        The Nichols and Nyholm “Consise Dictionary of Minnesota Ojibwe” lists seven vowels, three short and four long, the long and short distinguished only by how long the sound is drawn out. If one follows the links on that atlas you linked to, you’re taken to an older reference book (for Eastern Ojibwe) that says pretty much the same thing. But I now see that another commenter has already pointed out (a few years ago) that this means that Ojibwe should be classified as having a large inventory of vowel sounds rather than a small one. Which means North America should get a second red dot on the map!

        I don’t happen to know of any word pairs that are distinguished only by a short vs long vowel, but there are probably some that are. My knowledge of the spoken language is mostly from having worked through the Pimsleur course (also based on Minnesota Ojibwe). But in my part of the U.S. you sometimes hear Ojibwe, Odawa, or Potawatomi people refer to themselves as Anishinaabe, and the double-a (as commonly written to distinguish from the short vowel) definitely sounds more drawn out.

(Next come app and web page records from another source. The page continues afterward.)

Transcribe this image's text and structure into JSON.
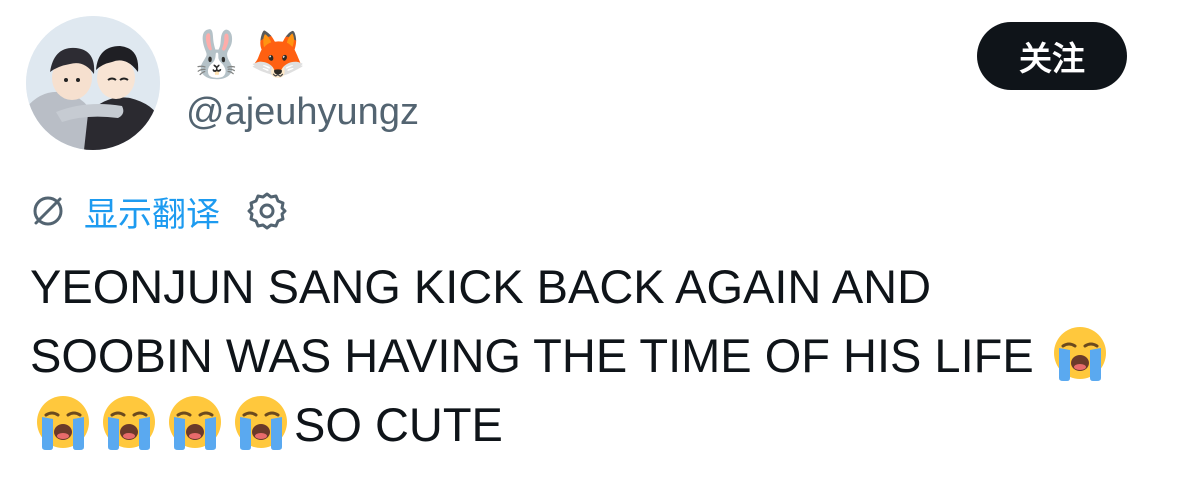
{
  "user": {
    "display_name": "🐰🦊",
    "handle": "@ajeuhyungz"
  },
  "follow_button": {
    "label": "关注"
  },
  "translation": {
    "link_label": "显示翻译"
  },
  "tweet": {
    "line1": "YEONJUN SANG KICK BACK AGAIN AND",
    "line2": "SOOBIN WAS HAVING THE TIME OF HIS LIFE",
    "line3_tail": "SO CUTE"
  },
  "colors": {
    "text": "#0f1419",
    "secondary": "#536471",
    "link": "#1d9bf0",
    "button_bg": "#0f1419"
  },
  "icons": [
    "avatar-illustration",
    "translate-icon",
    "gear-icon",
    "loudly-crying-face-emoji"
  ]
}
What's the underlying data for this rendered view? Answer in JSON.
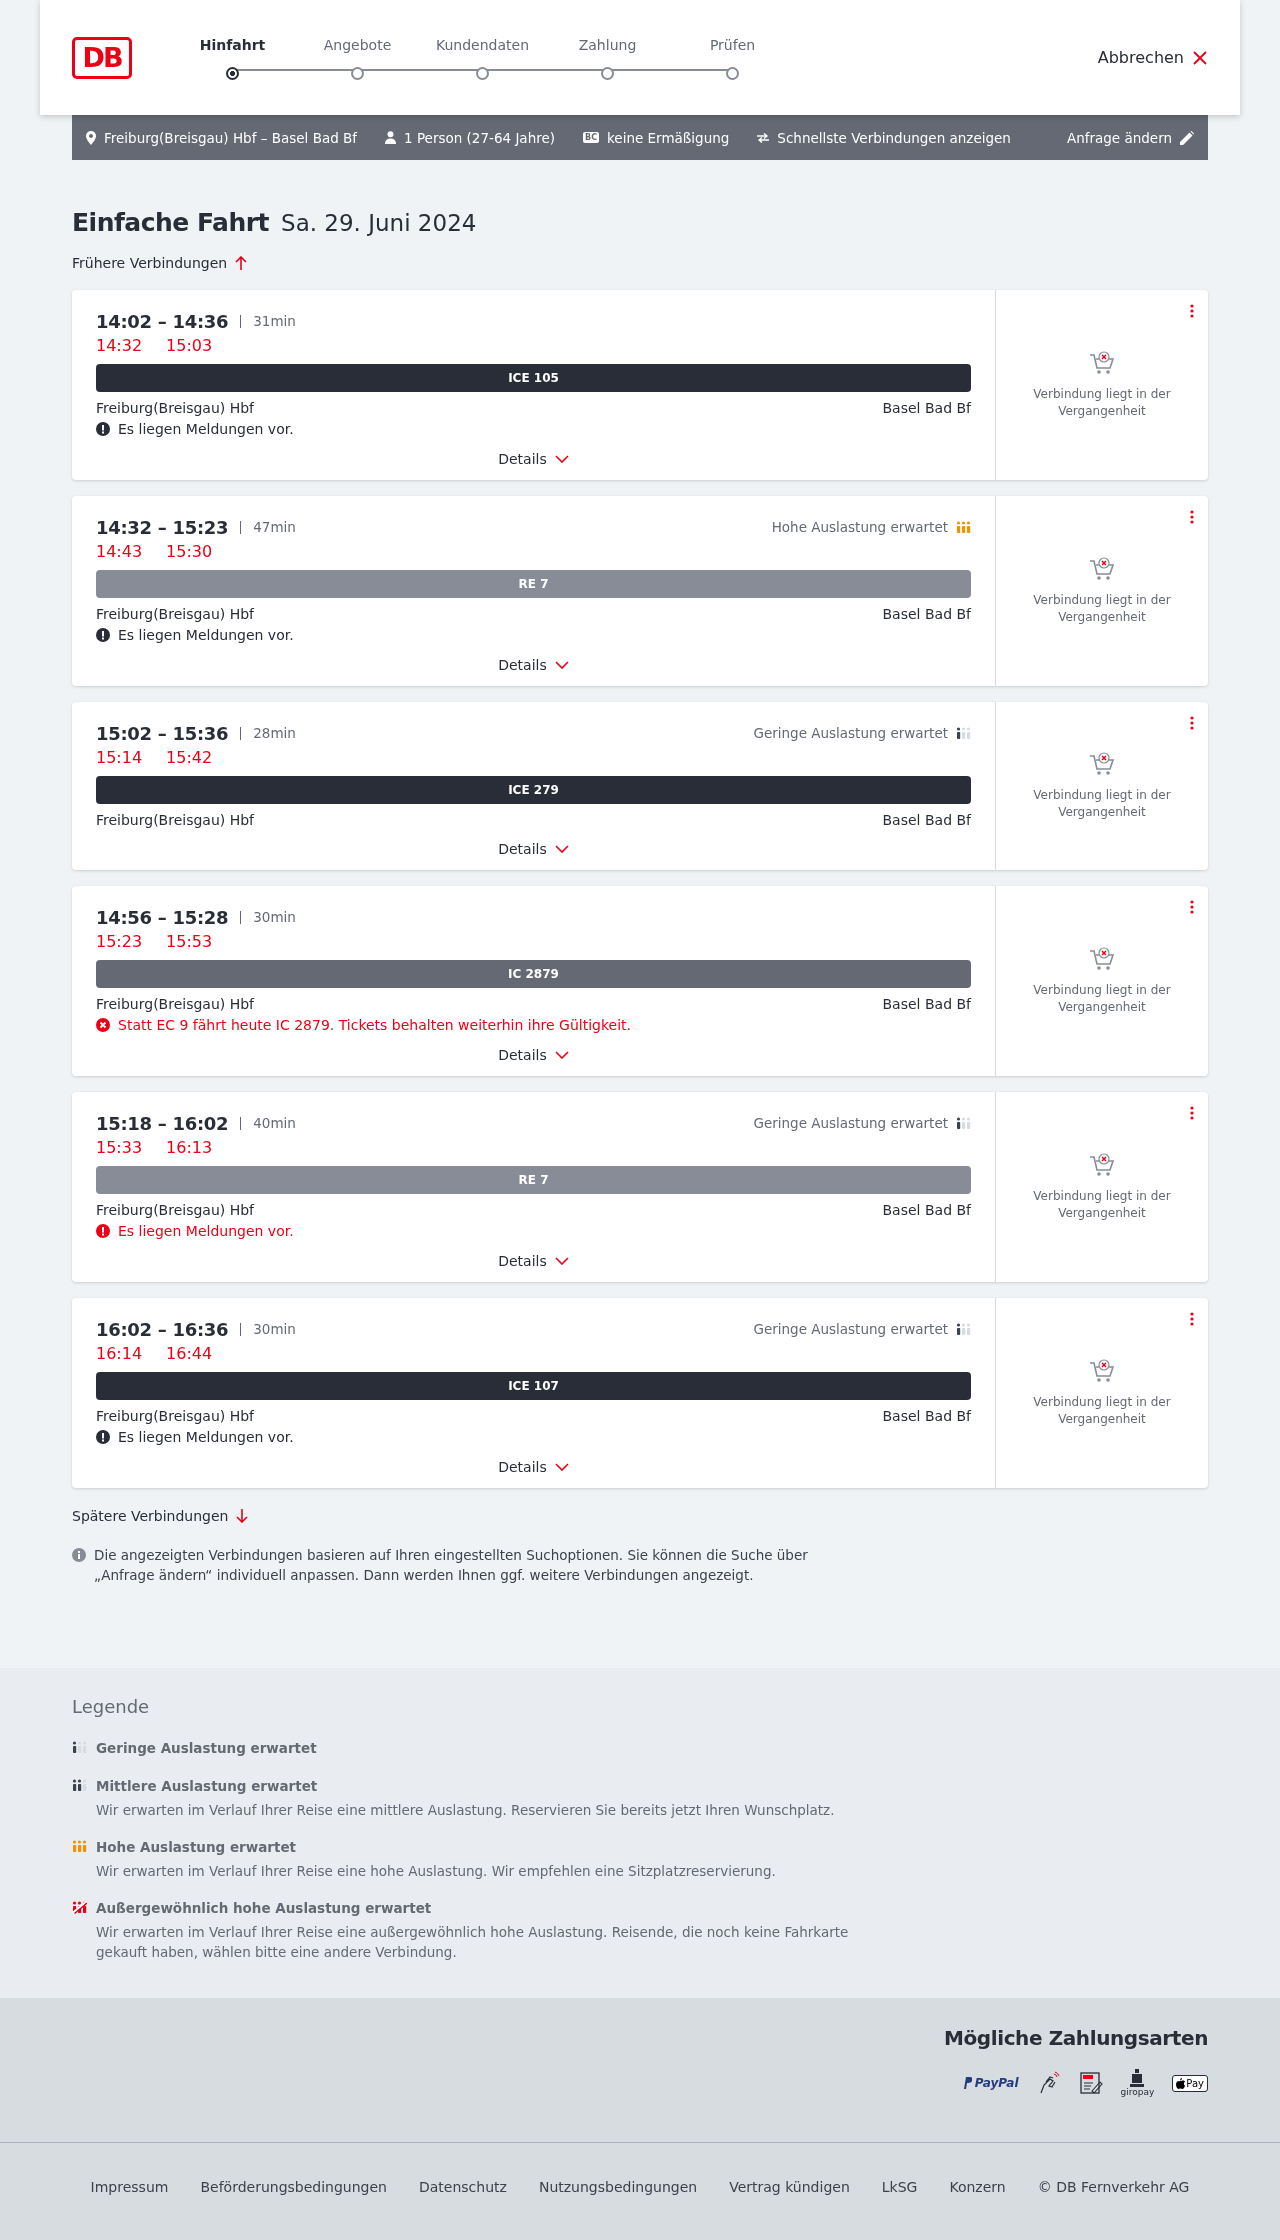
{
  "header": {
    "logo": "DB",
    "steps": [
      {
        "label": "Hinfahrt",
        "selected": true
      },
      {
        "label": "Angebote",
        "selected": false
      },
      {
        "label": "Kundendaten",
        "selected": false
      },
      {
        "label": "Zahlung",
        "selected": false
      },
      {
        "label": "Prüfen",
        "selected": false
      }
    ],
    "cancel": "Abbrechen"
  },
  "search_bar": {
    "items": [
      {
        "kind": "route",
        "text": "Freiburg(Breisgau) Hbf – Basel Bad Bf"
      },
      {
        "kind": "person",
        "text": "1 Person (27-64 Jahre)"
      },
      {
        "kind": "card",
        "badge": "BC",
        "text": "keine Ermäßigung"
      },
      {
        "kind": "filter",
        "text": "Schnellste Verbindungen anzeigen"
      }
    ],
    "edit": "Anfrage ändern"
  },
  "title": "Einfache Fahrt",
  "date": "Sa. 29. Juni 2024",
  "earlier": "Frühere Verbindungen",
  "connections": [
    {
      "times": "14:02 – 14:36",
      "duration": "31min",
      "realtime_departure": "14:32",
      "realtime_arrival": "15:03",
      "train": {
        "kind": "longdistance",
        "label": "ICE 105"
      },
      "from": "Freiburg(Breisgau) Hbf",
      "to": "Basel Bad Bf",
      "message": {
        "kind": "notice",
        "text": "Es liegen Meldungen vor."
      },
      "details": "Details",
      "status": "Verbindung liegt in der Vergangenheit"
    },
    {
      "times": "14:32 – 15:23",
      "duration": "47min",
      "realtime_departure": "14:43",
      "realtime_arrival": "15:30",
      "occupancy": {
        "kind": "high",
        "text": "Hohe Auslastung erwartet"
      },
      "train": {
        "kind": "regional",
        "label": "RE 7"
      },
      "from": "Freiburg(Breisgau) Hbf",
      "to": "Basel Bad Bf",
      "message": {
        "kind": "notice",
        "text": "Es liegen Meldungen vor."
      },
      "details": "Details",
      "status": "Verbindung liegt in der Vergangenheit"
    },
    {
      "times": "15:02 – 15:36",
      "duration": "28min",
      "realtime_departure": "15:14",
      "realtime_arrival": "15:42",
      "occupancy": {
        "kind": "low",
        "text": "Geringe Auslastung erwartet"
      },
      "train": {
        "kind": "longdistance",
        "label": "ICE 279"
      },
      "from": "Freiburg(Breisgau) Hbf",
      "to": "Basel Bad Bf",
      "details": "Details",
      "status": "Verbindung liegt in der Vergangenheit"
    },
    {
      "times": "14:56 – 15:28",
      "duration": "30min",
      "realtime_departure": "15:23",
      "realtime_arrival": "15:53",
      "train": {
        "kind": "intercity",
        "label": "IC 2879"
      },
      "from": "Freiburg(Breisgau) Hbf",
      "to": "Basel Bad Bf",
      "message": {
        "kind": "error",
        "text": "Statt EC 9 fährt heute IC 2879. Tickets behalten weiterhin ihre Gültigkeit."
      },
      "details": "Details",
      "status": "Verbindung liegt in der Vergangenheit"
    },
    {
      "times": "15:18 – 16:02",
      "duration": "40min",
      "realtime_departure": "15:33",
      "realtime_arrival": "16:13",
      "occupancy": {
        "kind": "low",
        "text": "Geringe Auslastung erwartet"
      },
      "train": {
        "kind": "regional",
        "label": "RE 7"
      },
      "from": "Freiburg(Breisgau) Hbf",
      "to": "Basel Bad Bf",
      "message": {
        "kind": "alert",
        "text": "Es liegen Meldungen vor."
      },
      "details": "Details",
      "status": "Verbindung liegt in der Vergangenheit"
    },
    {
      "times": "16:02 – 16:36",
      "duration": "30min",
      "realtime_departure": "16:14",
      "realtime_arrival": "16:44",
      "occupancy": {
        "kind": "low",
        "text": "Geringe Auslastung erwartet"
      },
      "train": {
        "kind": "longdistance",
        "label": "ICE 107"
      },
      "from": "Freiburg(Breisgau) Hbf",
      "to": "Basel Bad Bf",
      "message": {
        "kind": "notice",
        "text": "Es liegen Meldungen vor."
      },
      "details": "Details",
      "status": "Verbindung liegt in der Vergangenheit"
    }
  ],
  "later": "Spätere Verbindungen",
  "note": "Die angezeigten Verbindungen basieren auf Ihren eingestellten Suchoptionen. Sie können die Suche über „Anfrage ändern“ individuell anpassen. Dann werden Ihnen ggf. weitere Verbindungen angezeigt.",
  "legend": {
    "title": "Legende",
    "items": [
      {
        "kind": "low",
        "title": "Geringe Auslastung erwartet"
      },
      {
        "kind": "medium",
        "title": "Mittlere Auslastung erwartet",
        "text": "Wir erwarten im Verlauf Ihrer Reise eine mittlere Auslastung. Reservieren Sie bereits jetzt Ihren Wunschplatz."
      },
      {
        "kind": "high",
        "title": "Hohe Auslastung erwartet",
        "text": "Wir erwarten im Verlauf Ihrer Reise eine hohe Auslastung. Wir empfehlen eine Sitzplatzreservierung."
      },
      {
        "kind": "exceptional",
        "title": "Außergewöhnlich hohe Auslastung erwartet",
        "text": "Wir erwarten im Verlauf Ihrer Reise eine außergewöhnlich hohe Auslastung. Reisende, die noch keine Fahrkarte gekauft haben, wählen bitte eine andere Verbindung."
      }
    ]
  },
  "payment": {
    "title": "Mögliche Zahlungsarten",
    "methods": [
      {
        "kind": "paypal",
        "label": "PayPal"
      },
      {
        "kind": "creditcard"
      },
      {
        "kind": "sepa"
      },
      {
        "kind": "giropay",
        "label": "giropay"
      },
      {
        "kind": "applepay",
        "label": "Pay"
      }
    ]
  },
  "footer_links": [
    "Impressum",
    "Beförderungsbedingungen",
    "Datenschutz",
    "Nutzungsbedingungen",
    "Vertrag kündigen",
    "LkSG",
    "Konzern",
    "© DB Fernverkehr AG"
  ]
}
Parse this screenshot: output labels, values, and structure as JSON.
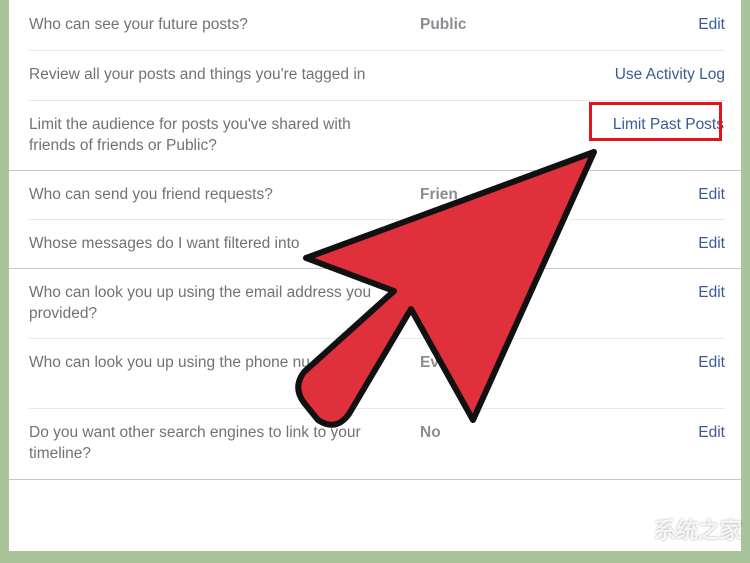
{
  "rows": [
    {
      "question": "Who can see your future posts?",
      "value": "Public",
      "action": "Edit"
    },
    {
      "question": "Review all your posts and things you're tagged in",
      "value": "",
      "action": "Use Activity Log"
    },
    {
      "question": "Limit the audience for posts you've shared with friends of friends or Public?",
      "value": "",
      "action": "Limit Past Posts"
    },
    {
      "question": "Who can send you friend requests?",
      "value": "Frien",
      "action": "Edit"
    },
    {
      "question": "Whose messages do I want filtered into",
      "value": "",
      "action": "Edit"
    },
    {
      "question": "Who can look you up using the email address you provided?",
      "value": "",
      "action": "Edit"
    },
    {
      "question": "Who can look you up using the phone nu provided?",
      "value": "Ev",
      "action": "Edit"
    },
    {
      "question": "Do you want other search engines to link to your timeline?",
      "value": "No",
      "action": "Edit"
    }
  ],
  "overlay": {
    "arrow_color": "#e0303c",
    "highlight_color": "#e0141d",
    "arrow_icon": "pointer-arrow-icon"
  },
  "watermark": {
    "text": "系统之家"
  },
  "colors": {
    "link": "#3b5998",
    "background": "#a9c49a"
  }
}
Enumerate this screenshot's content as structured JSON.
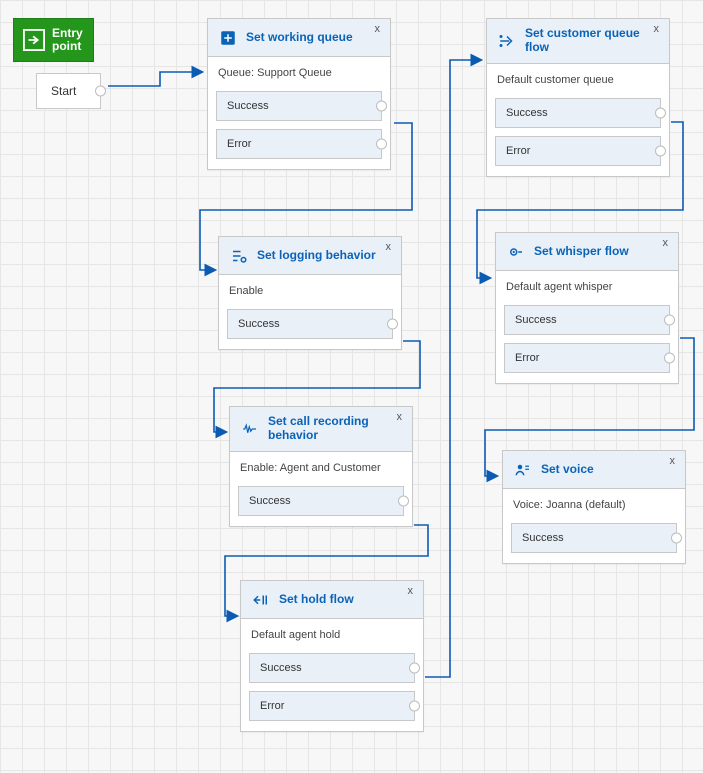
{
  "entry": {
    "label": "Entry\npoint"
  },
  "start": {
    "label": "Start"
  },
  "close_label": "x",
  "nodes": {
    "wq": {
      "title": "Set working queue",
      "body": "Queue: Support Queue",
      "outcomes": [
        "Success",
        "Error"
      ]
    },
    "cq": {
      "title": "Set customer queue flow",
      "body": "Default customer queue",
      "outcomes": [
        "Success",
        "Error"
      ]
    },
    "lb": {
      "title": "Set logging behavior",
      "body": "Enable",
      "outcomes": [
        "Success"
      ]
    },
    "wf": {
      "title": "Set whisper flow",
      "body": "Default agent whisper",
      "outcomes": [
        "Success",
        "Error"
      ]
    },
    "cr": {
      "title": "Set call recording behavior",
      "body": "Enable: Agent and Customer",
      "outcomes": [
        "Success"
      ]
    },
    "sv": {
      "title": "Set voice",
      "body": "Voice: Joanna (default)",
      "outcomes": [
        "Success"
      ]
    },
    "hf": {
      "title": "Set hold flow",
      "body": "Default agent hold",
      "outcomes": [
        "Success",
        "Error"
      ]
    }
  }
}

        My wife is sometimes annoyed when we’re driving along a county road and I point out the waawaashkeshiwag in the roadside ditch or crossing the road in front of us. It takes longer to say than “deer”, especially if you draw out the long vowels properly. And sometimes the speed of saying it is important, because if you slam on the brakes quickly enough you can avoid an expensive accident or worse. But it’s one of the small inventory of things I know how to say in Ojibwe, so I like to stay in practice.

        When I was a little tyke I learned that English has long vs short vowels, but it wasn’t until recently, possibly from reading things you’ve written, that it occurred to me that “long” in that context could be taken literally. Maybe I wondered about it as a kid (it was a long time ago) but I probably just gave up and satisfied myself that “long” and “short” were just words for different sets of sounds. I never thought of the tenseness of muscles as distinguishing the two sets, so I’m now glad to have that description from you!

        • Ilya Zlatanov

          Speed is crucial in some situations. For Arctic people (Eskimo-Aleut family) maritime hunting is a basic occupation. They have special short terms for such things like ‘seal left on board’. An old hunter complained that young generations tend to forget their language and as a result the hunt often fails.

        • Yes, there are on occasion errors in WALS (only he who does nothing doesn’t make mistakes!), but they are good at fixing it. I don’t remember, however, if their database is supposed to reflect the size of the entire vowel inventory or just of the inventory of vowel qualities (determined by the position of the tongue and the lips, but not by suprasegmental phenomena such as length or tone)…

          • John B Gorentz

            Asya, the title of the map says “vowel quality” and not “vowel.” And in his chapter 2 he explains the reasons for doing that chart as an inventory of vowel qualities. For one thing, there will be less disagreement on what constitutes a vowel quality. So this all explains why he didn’t make a change in response to the person who said, like I did, that Ojibwe has 7 vowels. It’s a map of vowel qualities, not vowels.

            Thanks for making me aware of that distinction.

          • That’s what I thought — thanks for checking, John!

      • Ilya Zlatanov

        The case of Finnish is clear, both vowels and consonants vary in length (tuli – he came, tulli – customs, tuuli – wind). But in Hungarian some long and short vowels have the same “quality” (/i/ – /iː/), and some don’t (/ɒ/ – /aː/, /ɛ/ – /eː/).

        • Yes, which is why individual (long and short) vowels should be counted, rather than multiplying vowel qualities by 2.